Celery is perfect for small gardens. While planting celery 6” (15cm) apart is recommended, squeezing that spacing to 4” has some benefits. It may lower your harvest per plant, but you’ll get more harvest overall since you have additional plants. This is a great option for people with small growing spaces.
For container gardens, choose a container that is 12” (30cm) wide and at least 12” (30cm) deep for four celery plants or cutting celery clusters. This will give you and your family of four several celery stalks for 2 out of 3 meals daily.
6. Water, Water and More Water!
Celery is 95% water by weight, and needs more water than most vegetables. It’s a marshland plant, so it prefers consistent moisture. That means watering each day (temperatures above 70) or every other day (temperatures below 70). Watering celery once a week typically doesn’t work unless you get significant condensation every night in your garden. How do you know if you need more water? If your celery plants wilt, water more.
Living in a hot, dry desert? Add 6” mulch to the soil which can drop the soil temperature by 10 degrees Fahrenheit! The soil holds more moisture which keeps roots cooler.
7. How to Harvest Celery for Maximum Yield
You might read that it takes celery 60-80 days before it’s ready for harvest. If you were growing a head of celery like you find at the grocery store, that might be true. But the good news is that you can harvest much sooner with this PRO tip!

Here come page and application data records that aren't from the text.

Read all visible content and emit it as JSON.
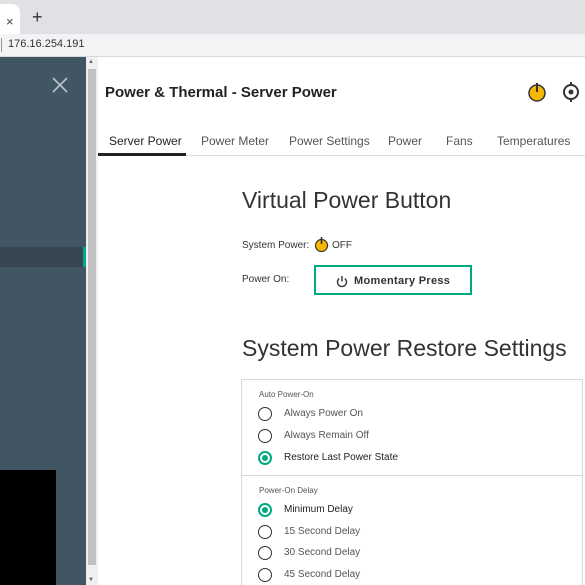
{
  "browser": {
    "tab_close_glyph": "×",
    "new_tab_glyph": "+",
    "address": "176.16.254.191"
  },
  "sidenav": {
    "close_glyph": "×",
    "accent_color": "#01a982"
  },
  "header": {
    "title": "Power & Thermal - Server Power"
  },
  "tabs": [
    {
      "label": "Server Power",
      "active": true
    },
    {
      "label": "Power Meter",
      "active": false
    },
    {
      "label": "Power Settings",
      "active": false
    },
    {
      "label": "Power",
      "active": false
    },
    {
      "label": "Fans",
      "active": false
    },
    {
      "label": "Temperatures",
      "active": false
    }
  ],
  "virtual_power": {
    "title": "Virtual Power Button",
    "system_power_label": "System Power:",
    "system_power_state": "OFF",
    "power_on_label": "Power On:",
    "button_label": "Momentary Press"
  },
  "restore": {
    "title": "System Power Restore Settings",
    "auto_power_on": {
      "label": "Auto Power-On",
      "options": [
        {
          "label": "Always Power On",
          "checked": false
        },
        {
          "label": "Always Remain Off",
          "checked": false
        },
        {
          "label": "Restore Last Power State",
          "checked": true
        }
      ]
    },
    "power_on_delay": {
      "label": "Power-On Delay",
      "options": [
        {
          "label": "Minimum Delay",
          "checked": true
        },
        {
          "label": "15 Second Delay",
          "checked": false
        },
        {
          "label": "30 Second Delay",
          "checked": false
        },
        {
          "label": "45 Second Delay",
          "checked": false
        }
      ]
    }
  },
  "colors": {
    "accent": "#01a982",
    "power_icon": "#f5b800",
    "nav_bg": "#425563"
  }
}
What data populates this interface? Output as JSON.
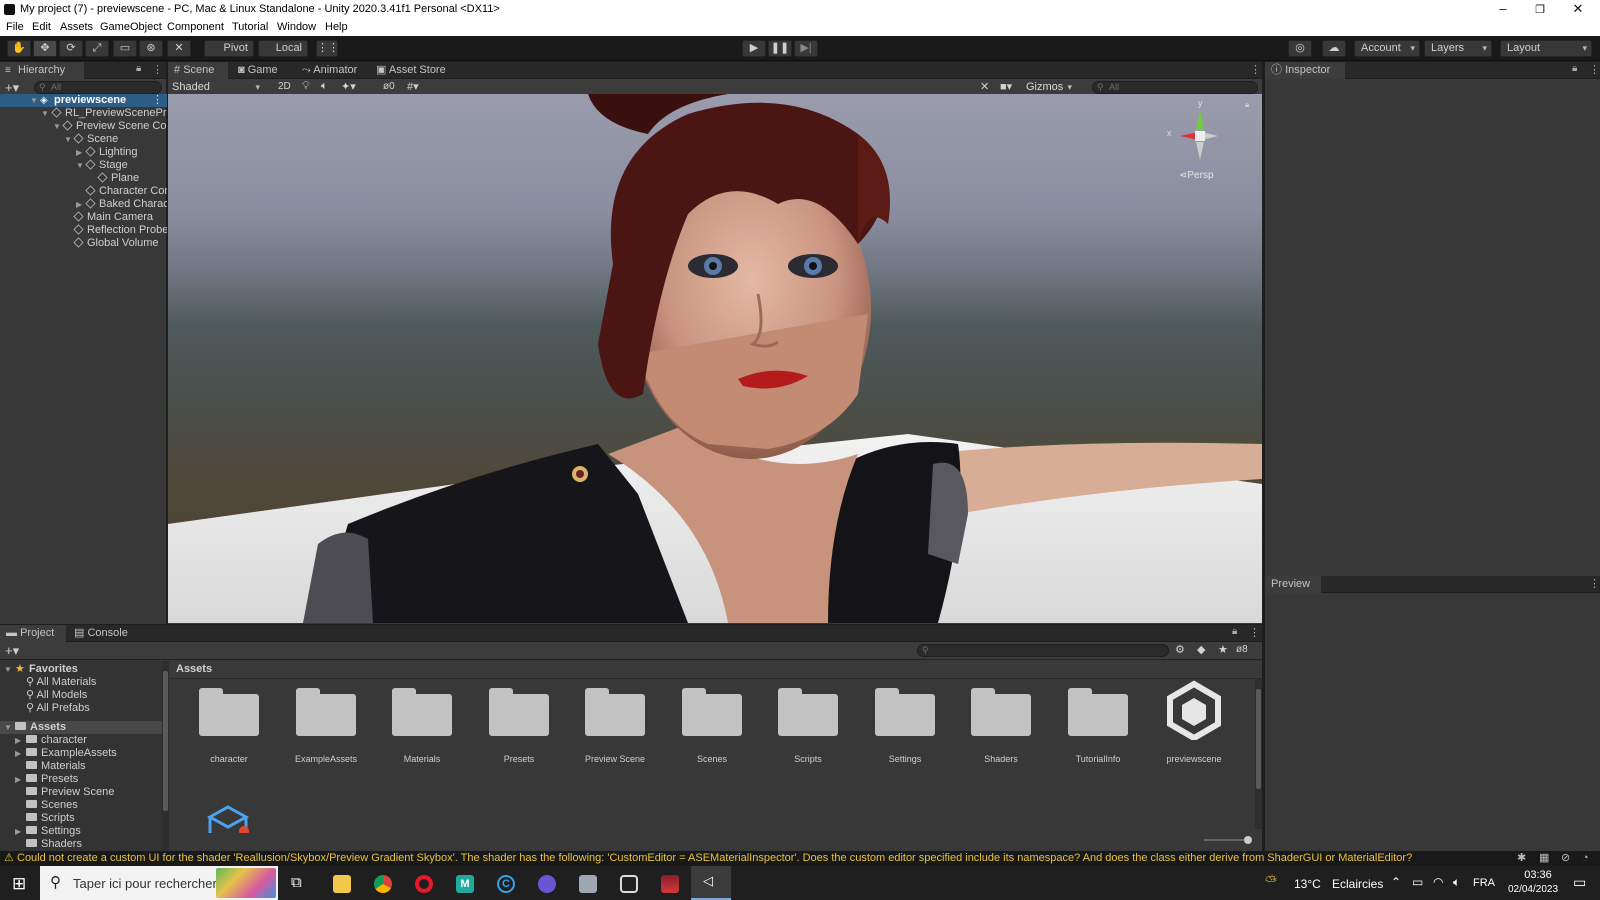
{
  "window": {
    "title": "My project (7) - previewscene - PC, Mac & Linux Standalone - Unity 2020.3.41f1 Personal <DX11>"
  },
  "menu": [
    "File",
    "Edit",
    "Assets",
    "GameObject",
    "Component",
    "Tutorial",
    "Window",
    "Help"
  ],
  "toolbar": {
    "pivot_label": "Pivot",
    "local_label": "Local",
    "account_label": "Account",
    "layers_label": "Layers",
    "layout_label": "Layout"
  },
  "hierarchy": {
    "tab_label": "Hierarchy",
    "search_placeholder": "All",
    "root": "previewscene",
    "items": [
      "RL_PreviewScenePre",
      "Preview Scene Cor",
      "Scene",
      "Lighting",
      "Stage",
      "Plane",
      "Character Cor",
      "Baked Charac",
      "Main Camera",
      "Reflection Probe",
      "Global Volume"
    ]
  },
  "scene": {
    "tabs": [
      "Scene",
      "Game",
      "Animator",
      "Asset Store"
    ],
    "shading_mode": "Shaded",
    "mode_2d": "2D",
    "hidden_count": "0",
    "gizmos_label": "Gizmos",
    "search_placeholder": "All",
    "axis_x": "x",
    "axis_y": "y",
    "persp_label": "Persp"
  },
  "inspector": {
    "tab_label": "Inspector",
    "preview_label": "Preview"
  },
  "project": {
    "tabs": [
      "Project",
      "Console"
    ],
    "favorites_label": "Favorites",
    "favorites": [
      "All Materials",
      "All Models",
      "All Prefabs"
    ],
    "assets_root_label": "Assets",
    "tree_items": [
      "character",
      "ExampleAssets",
      "Materials",
      "Presets",
      "Preview Scene",
      "Scenes",
      "Scripts",
      "Settings",
      "Shaders"
    ],
    "breadcrumb": "Assets",
    "hidden_count": "8",
    "assets": [
      "character",
      "ExampleAssets",
      "Materials",
      "Presets",
      "Preview Scene",
      "Scenes",
      "Scripts",
      "Settings",
      "Shaders",
      "TutorialInfo",
      "previewscene"
    ]
  },
  "status": {
    "message": "Could not create a custom UI for the shader 'Reallusion/Skybox/Preview Gradient Skybox'. The shader has the following: 'CustomEditor = ASEMaterialInspector'. Does the custom editor specified include its namespace? And does the class either derive from ShaderGUI or MaterialEditor?"
  },
  "taskbar": {
    "search_placeholder": "Taper ici pour rechercher",
    "weather_temp": "13°C",
    "weather_text": "Eclaircies",
    "language": "FRA",
    "time": "03:36",
    "date": "02/04/2023"
  },
  "colors": {
    "status_warning": "#e8c23e",
    "accent_blue": "#2c5d87",
    "editor_bg": "#383838"
  }
}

PRO Tip for more abundant celery harvests: Cut what you need, when you need it. When the plant has at least 10 stalks, no matter how small they are, start harvesting and enjoying your celery. Simply harvest the outermost stalks and keep at least 7 stalks on the cluster at all times. Your plants may last the entire growing season with this continuous harvest method. That’s WAY better than waiting for one single head of celery!
To harvest, use a sharp knife or pair of scissors to remove each outermost stalk as close to the soil as possible. Keep the cuts as clean as possible as old plant material and ragged cuts are places for pests and diseases to fester.
8. Can You Store Celery For Later?
Like most herbs, it’s best to cut and use celery fresh. After all, that is the benefit of your garden, putting the absolute freshest food on your plate at each meal! But if you are harvesting a lot of celery at once, water is the trick to keeping celery fresh. One option is to place stalks in a glass of water on the counter. Display the vibrant green harvest while keeping it hydrated until you’re ready to use.
Celery is a staple in cuisines around the world! If you are considering preserving celery for all your winter soups, use a dehydrator to remove most of the moisture for long term storage. Pro tip: grind your dehydrated celery into a powder and store in an airtight container in a dark cool space to enjoy your harvests year round.
Get the complimentary Grow Your Own Celery – Cheat Sheet with everything you need to grow celery in this two-page printable format.